But we desire justice only for others. For ourselves, if we are honest, we desire mercy. We not believe we will receive mercy, but it is what we desire. If God is willing to have mercy on us, how we can possibly believe his mercy toward anyone else is limited in any way? We are all hypocrites of the worst sort. We are the whitewashed tombs.

And yet God loves us.

That is the mystery at the center of reality.


Fasting and Humility Redux

Posted: June 2nd, 2009 | Author: | Filed under: Celiac, Fasting | Tags: , , , , , , , , , , | Comments Off on Fasting and Humility Redux

I wrote a few days ago about Fasting and Humility as I’ve struggled with the necessity for being “out there” with your condition that celiac imposes on you when you have it. Since then, I’ve encountered the following quote by St. Isaac the Syrian. It’s caused me to pause and reflect a bit more.

If you practice an excellent virtue without perceiving the taste of its aid, do not marvel; for until a man becomes humble, he will not receive a reward for his labor. Recompense is given, not for labor, but for
humility.

This is, of course, exactly what Jesus taught in the Sermon on the Mount. We do not practice any discipline or virtue for the purpose of achieving some desired goal or reward. We cannot manipulate God or other human beings in that way successfully or without ultimately dehumanizing ourselves. It is only as we learn to serve our Lord in humble obedience that we begin to see any benefit from anything we do.

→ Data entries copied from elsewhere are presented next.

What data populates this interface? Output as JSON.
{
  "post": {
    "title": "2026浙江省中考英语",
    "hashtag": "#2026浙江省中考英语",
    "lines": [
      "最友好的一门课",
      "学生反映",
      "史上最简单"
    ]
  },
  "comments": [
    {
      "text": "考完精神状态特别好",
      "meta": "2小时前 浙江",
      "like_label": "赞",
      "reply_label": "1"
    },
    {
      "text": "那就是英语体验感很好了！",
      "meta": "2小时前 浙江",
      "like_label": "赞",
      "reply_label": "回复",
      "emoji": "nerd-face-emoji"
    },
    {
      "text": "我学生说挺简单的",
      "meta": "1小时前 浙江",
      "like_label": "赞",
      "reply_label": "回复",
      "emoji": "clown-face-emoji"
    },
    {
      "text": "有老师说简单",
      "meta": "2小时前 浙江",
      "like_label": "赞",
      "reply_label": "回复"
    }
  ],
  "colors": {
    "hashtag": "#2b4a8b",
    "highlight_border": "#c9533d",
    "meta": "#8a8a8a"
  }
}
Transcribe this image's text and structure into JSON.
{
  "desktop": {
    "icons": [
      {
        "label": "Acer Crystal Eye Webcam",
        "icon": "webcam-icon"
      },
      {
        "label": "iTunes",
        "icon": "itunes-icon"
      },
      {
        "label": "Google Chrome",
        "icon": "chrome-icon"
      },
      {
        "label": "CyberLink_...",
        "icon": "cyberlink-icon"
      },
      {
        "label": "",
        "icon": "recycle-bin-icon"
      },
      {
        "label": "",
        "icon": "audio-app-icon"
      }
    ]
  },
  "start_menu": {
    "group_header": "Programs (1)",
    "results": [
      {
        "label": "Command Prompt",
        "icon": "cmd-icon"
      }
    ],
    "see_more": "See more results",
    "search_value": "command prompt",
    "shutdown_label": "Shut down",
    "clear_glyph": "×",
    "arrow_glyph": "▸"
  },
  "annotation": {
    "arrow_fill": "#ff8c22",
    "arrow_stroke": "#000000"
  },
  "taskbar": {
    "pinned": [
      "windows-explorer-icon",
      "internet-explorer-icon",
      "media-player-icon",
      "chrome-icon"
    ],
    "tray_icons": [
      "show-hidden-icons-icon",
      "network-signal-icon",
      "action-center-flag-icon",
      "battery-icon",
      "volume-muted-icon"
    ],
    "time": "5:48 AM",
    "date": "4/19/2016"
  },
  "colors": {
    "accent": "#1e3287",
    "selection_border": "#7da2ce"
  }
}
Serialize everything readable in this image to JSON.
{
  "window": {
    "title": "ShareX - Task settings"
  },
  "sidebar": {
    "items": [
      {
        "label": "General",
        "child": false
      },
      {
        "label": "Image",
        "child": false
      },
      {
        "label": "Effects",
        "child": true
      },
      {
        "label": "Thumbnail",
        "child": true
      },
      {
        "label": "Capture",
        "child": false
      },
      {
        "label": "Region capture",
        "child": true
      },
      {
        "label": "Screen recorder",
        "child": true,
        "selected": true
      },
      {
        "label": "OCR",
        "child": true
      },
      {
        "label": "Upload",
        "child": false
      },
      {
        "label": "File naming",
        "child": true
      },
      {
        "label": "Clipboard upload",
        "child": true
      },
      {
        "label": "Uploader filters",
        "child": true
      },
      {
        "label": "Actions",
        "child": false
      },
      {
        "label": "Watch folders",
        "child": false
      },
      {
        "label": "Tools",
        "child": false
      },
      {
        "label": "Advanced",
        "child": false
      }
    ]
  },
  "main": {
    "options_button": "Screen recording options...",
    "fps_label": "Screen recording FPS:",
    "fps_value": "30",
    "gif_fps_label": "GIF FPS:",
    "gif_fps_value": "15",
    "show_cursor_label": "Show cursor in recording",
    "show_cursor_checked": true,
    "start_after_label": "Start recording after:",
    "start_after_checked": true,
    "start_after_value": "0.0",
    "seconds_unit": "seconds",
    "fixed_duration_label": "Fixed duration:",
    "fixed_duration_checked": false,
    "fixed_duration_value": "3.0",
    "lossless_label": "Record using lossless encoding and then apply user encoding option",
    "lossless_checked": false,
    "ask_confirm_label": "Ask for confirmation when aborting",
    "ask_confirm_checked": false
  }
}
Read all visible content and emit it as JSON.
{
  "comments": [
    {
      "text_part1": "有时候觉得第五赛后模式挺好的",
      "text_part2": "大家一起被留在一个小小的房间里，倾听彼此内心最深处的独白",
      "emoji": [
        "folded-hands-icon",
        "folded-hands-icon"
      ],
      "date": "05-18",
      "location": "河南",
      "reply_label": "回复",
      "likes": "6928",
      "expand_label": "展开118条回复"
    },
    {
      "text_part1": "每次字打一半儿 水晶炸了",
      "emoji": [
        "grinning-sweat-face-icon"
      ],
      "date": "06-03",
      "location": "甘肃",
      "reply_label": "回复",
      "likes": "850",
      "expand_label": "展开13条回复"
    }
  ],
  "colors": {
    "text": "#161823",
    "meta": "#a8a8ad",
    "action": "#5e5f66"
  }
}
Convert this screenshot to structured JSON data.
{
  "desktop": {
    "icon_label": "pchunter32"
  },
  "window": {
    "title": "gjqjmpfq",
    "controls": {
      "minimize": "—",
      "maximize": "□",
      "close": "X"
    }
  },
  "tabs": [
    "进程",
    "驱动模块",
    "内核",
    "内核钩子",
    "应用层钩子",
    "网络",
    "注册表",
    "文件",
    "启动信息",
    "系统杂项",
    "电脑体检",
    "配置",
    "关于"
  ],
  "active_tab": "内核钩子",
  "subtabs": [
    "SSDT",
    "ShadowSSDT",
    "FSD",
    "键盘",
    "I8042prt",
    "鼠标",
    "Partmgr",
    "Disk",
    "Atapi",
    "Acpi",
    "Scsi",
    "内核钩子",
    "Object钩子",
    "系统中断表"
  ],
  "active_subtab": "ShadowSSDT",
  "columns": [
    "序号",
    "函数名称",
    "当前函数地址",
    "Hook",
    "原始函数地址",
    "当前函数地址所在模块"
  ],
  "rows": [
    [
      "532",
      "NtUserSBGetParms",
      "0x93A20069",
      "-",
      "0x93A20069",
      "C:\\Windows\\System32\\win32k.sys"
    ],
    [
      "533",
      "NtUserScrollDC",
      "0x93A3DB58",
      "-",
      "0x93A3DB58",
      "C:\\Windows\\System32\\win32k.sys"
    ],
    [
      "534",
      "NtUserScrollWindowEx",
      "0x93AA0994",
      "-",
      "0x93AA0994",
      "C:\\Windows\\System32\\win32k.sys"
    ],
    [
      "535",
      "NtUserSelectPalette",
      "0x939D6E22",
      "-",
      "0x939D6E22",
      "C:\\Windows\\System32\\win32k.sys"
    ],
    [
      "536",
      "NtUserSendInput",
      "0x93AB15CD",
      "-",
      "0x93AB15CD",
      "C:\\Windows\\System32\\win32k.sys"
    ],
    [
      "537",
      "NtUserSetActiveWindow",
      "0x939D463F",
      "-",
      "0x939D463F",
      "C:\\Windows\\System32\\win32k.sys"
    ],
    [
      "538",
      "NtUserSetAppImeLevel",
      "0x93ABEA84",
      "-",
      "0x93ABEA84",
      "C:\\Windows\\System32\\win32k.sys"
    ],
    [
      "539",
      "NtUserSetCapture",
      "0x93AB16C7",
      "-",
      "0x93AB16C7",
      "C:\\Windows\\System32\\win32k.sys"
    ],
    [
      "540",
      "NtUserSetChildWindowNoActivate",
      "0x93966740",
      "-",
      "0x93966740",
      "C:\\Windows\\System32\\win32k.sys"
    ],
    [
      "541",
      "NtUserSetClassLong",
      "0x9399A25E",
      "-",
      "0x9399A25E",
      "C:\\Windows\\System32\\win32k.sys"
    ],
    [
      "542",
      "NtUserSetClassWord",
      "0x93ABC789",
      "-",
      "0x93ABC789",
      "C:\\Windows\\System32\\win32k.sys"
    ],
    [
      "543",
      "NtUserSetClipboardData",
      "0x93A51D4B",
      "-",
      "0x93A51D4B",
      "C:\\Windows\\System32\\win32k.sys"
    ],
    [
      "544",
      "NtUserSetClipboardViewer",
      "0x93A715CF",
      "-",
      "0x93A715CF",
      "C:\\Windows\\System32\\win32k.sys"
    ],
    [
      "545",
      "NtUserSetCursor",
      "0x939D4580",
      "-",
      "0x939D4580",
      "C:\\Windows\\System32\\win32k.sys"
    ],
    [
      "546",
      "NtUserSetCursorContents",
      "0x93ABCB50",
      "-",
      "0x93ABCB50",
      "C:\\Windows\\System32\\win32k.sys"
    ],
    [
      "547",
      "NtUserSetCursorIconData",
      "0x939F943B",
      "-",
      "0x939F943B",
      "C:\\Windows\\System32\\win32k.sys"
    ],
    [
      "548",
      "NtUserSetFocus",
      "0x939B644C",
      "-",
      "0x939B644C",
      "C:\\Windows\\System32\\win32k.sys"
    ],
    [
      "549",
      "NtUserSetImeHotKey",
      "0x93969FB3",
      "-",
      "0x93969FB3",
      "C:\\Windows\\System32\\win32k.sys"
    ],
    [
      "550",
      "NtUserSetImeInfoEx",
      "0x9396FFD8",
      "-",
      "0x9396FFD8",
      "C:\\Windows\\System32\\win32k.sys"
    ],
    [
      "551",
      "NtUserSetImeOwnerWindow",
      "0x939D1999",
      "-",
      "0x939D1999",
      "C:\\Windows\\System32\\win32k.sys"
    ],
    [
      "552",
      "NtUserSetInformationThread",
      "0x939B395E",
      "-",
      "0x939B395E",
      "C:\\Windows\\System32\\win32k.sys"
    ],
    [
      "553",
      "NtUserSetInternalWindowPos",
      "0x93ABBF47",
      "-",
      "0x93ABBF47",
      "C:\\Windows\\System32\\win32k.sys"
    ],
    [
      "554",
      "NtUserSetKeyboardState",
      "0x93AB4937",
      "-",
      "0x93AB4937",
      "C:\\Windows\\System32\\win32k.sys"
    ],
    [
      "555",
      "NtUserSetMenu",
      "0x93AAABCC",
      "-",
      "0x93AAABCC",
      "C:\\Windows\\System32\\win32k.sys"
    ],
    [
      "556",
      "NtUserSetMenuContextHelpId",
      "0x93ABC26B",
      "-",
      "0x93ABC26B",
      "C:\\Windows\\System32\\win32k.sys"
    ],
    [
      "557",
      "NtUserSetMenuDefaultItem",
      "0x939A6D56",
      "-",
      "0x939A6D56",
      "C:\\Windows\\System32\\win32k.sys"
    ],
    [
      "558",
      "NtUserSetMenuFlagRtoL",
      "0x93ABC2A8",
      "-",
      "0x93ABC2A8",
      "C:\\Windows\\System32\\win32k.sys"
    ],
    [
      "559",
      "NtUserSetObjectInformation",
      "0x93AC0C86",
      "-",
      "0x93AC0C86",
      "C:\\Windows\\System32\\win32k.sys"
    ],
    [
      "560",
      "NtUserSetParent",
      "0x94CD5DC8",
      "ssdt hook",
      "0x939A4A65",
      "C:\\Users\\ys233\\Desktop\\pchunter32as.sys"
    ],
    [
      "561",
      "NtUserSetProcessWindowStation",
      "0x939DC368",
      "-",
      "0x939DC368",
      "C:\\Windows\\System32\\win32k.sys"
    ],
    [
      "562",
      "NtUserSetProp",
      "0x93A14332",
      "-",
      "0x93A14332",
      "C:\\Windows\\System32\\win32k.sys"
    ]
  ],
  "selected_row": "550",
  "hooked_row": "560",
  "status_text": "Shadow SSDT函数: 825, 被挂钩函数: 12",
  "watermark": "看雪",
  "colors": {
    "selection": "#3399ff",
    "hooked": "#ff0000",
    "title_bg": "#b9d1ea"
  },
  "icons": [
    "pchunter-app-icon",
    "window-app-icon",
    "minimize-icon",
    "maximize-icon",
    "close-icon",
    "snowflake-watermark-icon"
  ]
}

Yet true humility is perhaps one of the most universally difficult things for us all to achieve, even fleetingly. I do not wish to be quietly humble. To the extent they notice me at all, I want others to notice my excellence, not my failings. We want to be first, not last. Even when we try to turn that upside down and say we are seeking to be last, we make the pursuit of “lastness” a competition unto itself. Humility itself does not seem to me to be something you can actually try to achieve. It seems to me that if it can be achieved, it is only achieved by emptying yourself of the things for which you are striving and filling yourself with God and the loving service of other unlovable human beings in whatever way God desires. That’s speculation on my part, of course, since I’ve certainly not done that at all. But it seems to me that it’s at least part of what I’ve seen in the few I’ve encountered who are humble.

If this fast can in some measure teach me humility, so mote it be.

Lord Jesus Christ have mercy on me.